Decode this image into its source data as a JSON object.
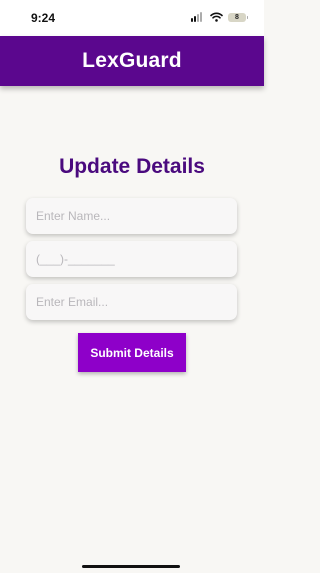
{
  "status_bar": {
    "time": "9:24",
    "battery_level": "8",
    "icons": [
      "signal-icon",
      "wifi-icon",
      "battery-icon"
    ]
  },
  "header": {
    "title": "LexGuard",
    "background_color": "#5b078e"
  },
  "form": {
    "title": "Update Details",
    "name_placeholder": "Enter Name...",
    "phone_placeholder": "(___)-_______",
    "email_placeholder": "Enter Email...",
    "submit_label": "Submit Details",
    "submit_color": "#8e00c9",
    "title_color": "#4a0a7e"
  }
}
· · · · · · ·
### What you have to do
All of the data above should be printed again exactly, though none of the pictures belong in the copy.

### Reply
Decode this image into its source data as a JSON object.
{
  "status_bar": {
    "time": "9:24",
    "battery_level": "8",
    "icons": [
      "signal-icon",
      "wifi-icon",
      "battery-icon"
    ]
  },
  "header": {
    "title": "LexGuard",
    "background_color": "#5b078e"
  },
  "form": {
    "title": "Update Details",
    "name_placeholder": "Enter Name...",
    "phone_placeholder": "(___)-_______",
    "email_placeholder": "Enter Email...",
    "submit_label": "Submit Details",
    "submit_color": "#8e00c9",
    "title_color": "#4a0a7e"
  }
}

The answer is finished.